Each line below that contains the word "korekta" must be copied.
*** Block opens ***
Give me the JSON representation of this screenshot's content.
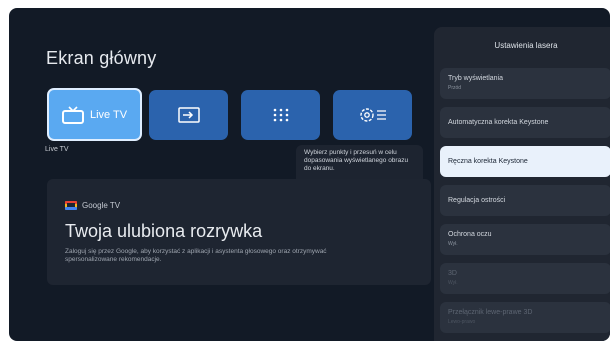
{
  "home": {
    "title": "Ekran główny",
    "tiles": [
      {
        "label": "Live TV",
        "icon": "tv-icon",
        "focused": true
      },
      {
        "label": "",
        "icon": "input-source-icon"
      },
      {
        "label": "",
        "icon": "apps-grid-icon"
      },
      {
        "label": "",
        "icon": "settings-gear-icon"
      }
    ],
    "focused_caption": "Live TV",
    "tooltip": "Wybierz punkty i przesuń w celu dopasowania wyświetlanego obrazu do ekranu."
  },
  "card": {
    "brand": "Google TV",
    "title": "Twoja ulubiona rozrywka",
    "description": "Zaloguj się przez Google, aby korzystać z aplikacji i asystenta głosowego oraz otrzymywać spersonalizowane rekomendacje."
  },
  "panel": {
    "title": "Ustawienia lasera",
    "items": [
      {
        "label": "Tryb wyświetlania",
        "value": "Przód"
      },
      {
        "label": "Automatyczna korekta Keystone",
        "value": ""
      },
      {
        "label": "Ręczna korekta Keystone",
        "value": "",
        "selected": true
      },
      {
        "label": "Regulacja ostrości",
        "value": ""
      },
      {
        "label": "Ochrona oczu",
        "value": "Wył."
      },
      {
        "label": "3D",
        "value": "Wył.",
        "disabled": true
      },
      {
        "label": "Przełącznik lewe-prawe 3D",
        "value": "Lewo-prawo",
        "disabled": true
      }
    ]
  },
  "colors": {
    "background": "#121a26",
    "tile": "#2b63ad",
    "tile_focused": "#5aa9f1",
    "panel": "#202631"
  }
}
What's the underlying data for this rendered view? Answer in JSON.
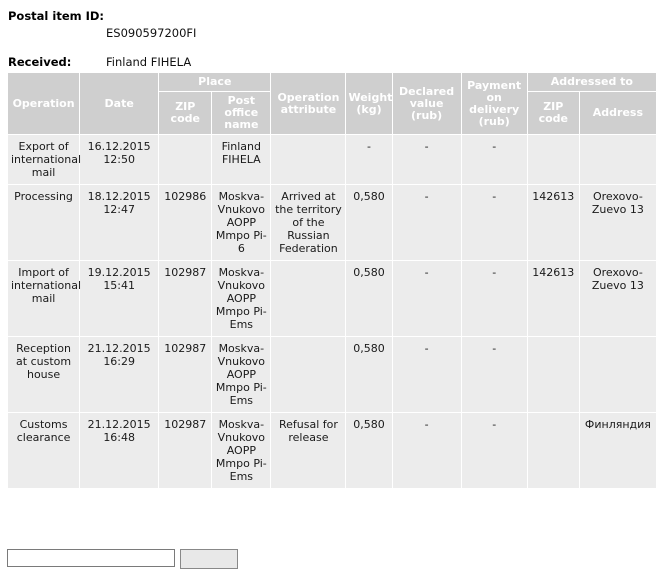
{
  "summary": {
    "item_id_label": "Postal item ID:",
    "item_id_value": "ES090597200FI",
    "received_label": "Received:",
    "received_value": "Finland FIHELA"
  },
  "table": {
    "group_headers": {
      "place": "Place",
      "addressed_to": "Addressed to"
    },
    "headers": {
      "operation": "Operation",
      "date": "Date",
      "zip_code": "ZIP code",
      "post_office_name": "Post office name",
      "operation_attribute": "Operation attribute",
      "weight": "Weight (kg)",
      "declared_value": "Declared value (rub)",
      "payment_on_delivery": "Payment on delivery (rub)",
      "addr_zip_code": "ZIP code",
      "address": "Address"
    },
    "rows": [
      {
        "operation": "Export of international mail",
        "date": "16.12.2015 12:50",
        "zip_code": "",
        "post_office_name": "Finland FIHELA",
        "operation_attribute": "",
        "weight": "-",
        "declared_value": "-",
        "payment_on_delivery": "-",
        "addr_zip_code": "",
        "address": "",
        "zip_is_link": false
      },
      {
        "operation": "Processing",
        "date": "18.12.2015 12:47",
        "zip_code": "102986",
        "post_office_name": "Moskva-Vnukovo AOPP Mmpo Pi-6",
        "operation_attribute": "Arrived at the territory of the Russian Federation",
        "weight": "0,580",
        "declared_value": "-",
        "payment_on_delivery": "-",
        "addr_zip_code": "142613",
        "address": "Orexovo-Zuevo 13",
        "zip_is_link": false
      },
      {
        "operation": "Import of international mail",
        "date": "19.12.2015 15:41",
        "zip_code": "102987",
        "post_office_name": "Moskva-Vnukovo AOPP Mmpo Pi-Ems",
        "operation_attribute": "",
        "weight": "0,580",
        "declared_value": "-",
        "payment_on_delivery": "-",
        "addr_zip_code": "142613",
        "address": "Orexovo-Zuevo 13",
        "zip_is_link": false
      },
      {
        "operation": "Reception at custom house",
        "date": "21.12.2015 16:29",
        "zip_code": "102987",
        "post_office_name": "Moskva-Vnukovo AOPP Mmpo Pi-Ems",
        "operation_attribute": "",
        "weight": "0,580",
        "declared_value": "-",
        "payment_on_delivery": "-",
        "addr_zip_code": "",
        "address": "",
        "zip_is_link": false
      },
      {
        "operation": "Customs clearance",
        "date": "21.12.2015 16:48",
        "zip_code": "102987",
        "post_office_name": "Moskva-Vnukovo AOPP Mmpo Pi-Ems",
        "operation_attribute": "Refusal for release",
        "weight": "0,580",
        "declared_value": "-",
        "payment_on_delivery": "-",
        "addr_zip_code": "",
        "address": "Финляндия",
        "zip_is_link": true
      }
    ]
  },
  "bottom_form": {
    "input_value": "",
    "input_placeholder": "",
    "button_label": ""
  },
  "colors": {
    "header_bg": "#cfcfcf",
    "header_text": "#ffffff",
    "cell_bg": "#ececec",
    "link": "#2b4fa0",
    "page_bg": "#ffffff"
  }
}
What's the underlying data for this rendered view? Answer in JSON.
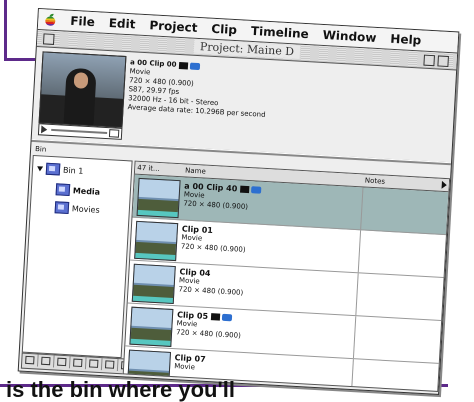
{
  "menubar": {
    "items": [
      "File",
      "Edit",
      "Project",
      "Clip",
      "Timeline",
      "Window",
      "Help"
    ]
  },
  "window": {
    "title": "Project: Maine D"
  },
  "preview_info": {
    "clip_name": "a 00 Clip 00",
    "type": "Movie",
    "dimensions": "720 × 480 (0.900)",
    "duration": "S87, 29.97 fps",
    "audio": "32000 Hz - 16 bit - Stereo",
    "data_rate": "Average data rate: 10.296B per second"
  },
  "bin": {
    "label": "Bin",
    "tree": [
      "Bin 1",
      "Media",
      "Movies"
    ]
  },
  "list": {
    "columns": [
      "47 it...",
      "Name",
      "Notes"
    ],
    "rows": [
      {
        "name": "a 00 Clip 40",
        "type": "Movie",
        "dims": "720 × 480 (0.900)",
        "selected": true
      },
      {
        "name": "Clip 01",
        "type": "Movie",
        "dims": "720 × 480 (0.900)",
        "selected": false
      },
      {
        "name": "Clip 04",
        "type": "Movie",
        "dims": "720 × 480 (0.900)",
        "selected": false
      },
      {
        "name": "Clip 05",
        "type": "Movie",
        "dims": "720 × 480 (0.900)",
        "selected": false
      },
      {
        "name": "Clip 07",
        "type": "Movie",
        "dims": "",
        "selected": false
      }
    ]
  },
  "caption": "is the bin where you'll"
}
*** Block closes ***
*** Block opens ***
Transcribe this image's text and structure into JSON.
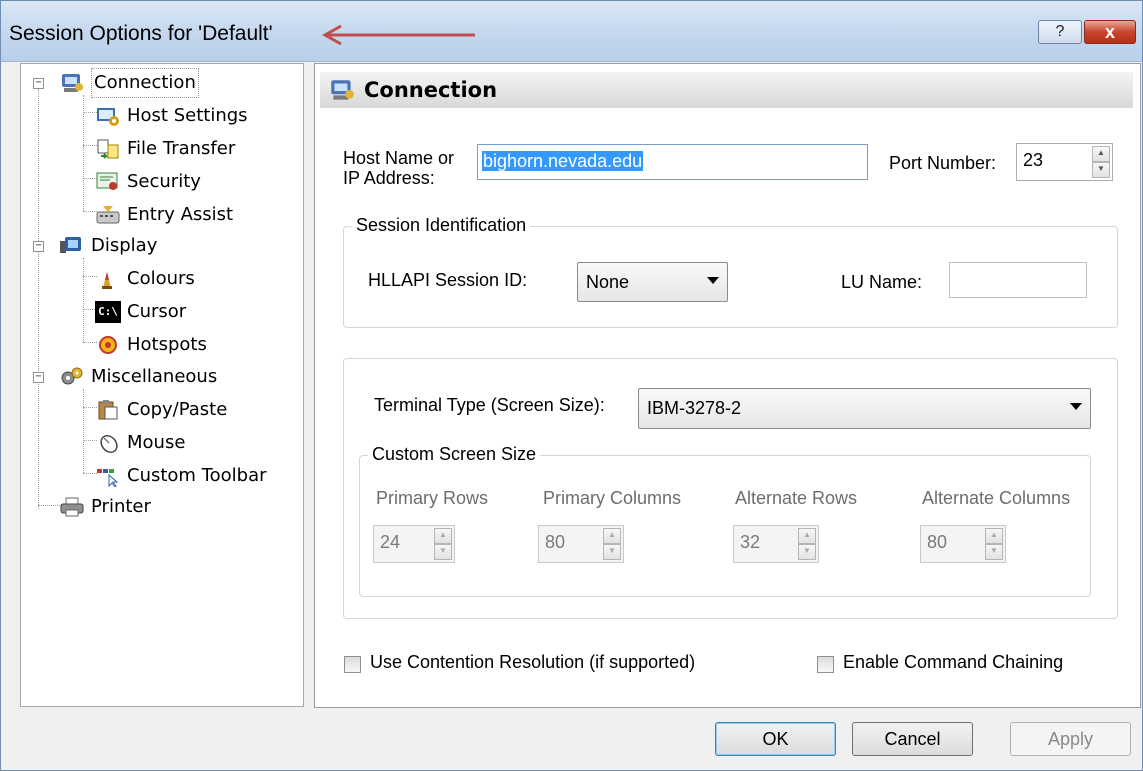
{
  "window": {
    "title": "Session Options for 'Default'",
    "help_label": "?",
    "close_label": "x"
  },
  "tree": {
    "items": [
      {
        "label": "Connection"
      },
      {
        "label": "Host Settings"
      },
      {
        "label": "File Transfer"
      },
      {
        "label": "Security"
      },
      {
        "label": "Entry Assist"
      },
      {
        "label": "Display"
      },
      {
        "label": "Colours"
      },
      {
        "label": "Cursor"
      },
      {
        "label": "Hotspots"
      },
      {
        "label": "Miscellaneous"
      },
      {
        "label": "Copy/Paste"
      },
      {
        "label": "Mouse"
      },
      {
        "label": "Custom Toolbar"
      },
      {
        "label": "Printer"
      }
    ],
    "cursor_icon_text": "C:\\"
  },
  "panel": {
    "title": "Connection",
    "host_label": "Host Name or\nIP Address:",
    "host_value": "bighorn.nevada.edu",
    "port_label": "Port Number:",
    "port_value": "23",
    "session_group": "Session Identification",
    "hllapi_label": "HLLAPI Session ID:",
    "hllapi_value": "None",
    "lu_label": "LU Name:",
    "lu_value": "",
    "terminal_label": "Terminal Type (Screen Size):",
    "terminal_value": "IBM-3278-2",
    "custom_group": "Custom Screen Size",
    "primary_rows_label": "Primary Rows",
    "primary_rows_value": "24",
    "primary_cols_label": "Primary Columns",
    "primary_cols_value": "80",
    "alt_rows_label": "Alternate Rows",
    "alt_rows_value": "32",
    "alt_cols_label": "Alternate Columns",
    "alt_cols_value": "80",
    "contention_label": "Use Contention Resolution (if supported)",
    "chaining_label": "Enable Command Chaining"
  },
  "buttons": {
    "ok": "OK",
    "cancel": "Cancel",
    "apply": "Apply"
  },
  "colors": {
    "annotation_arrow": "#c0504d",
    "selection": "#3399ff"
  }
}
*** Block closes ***
■ Written solution:
        "label": "Automatyczna korekta Keystone",
        "label": "Ręczna korekta Keystone",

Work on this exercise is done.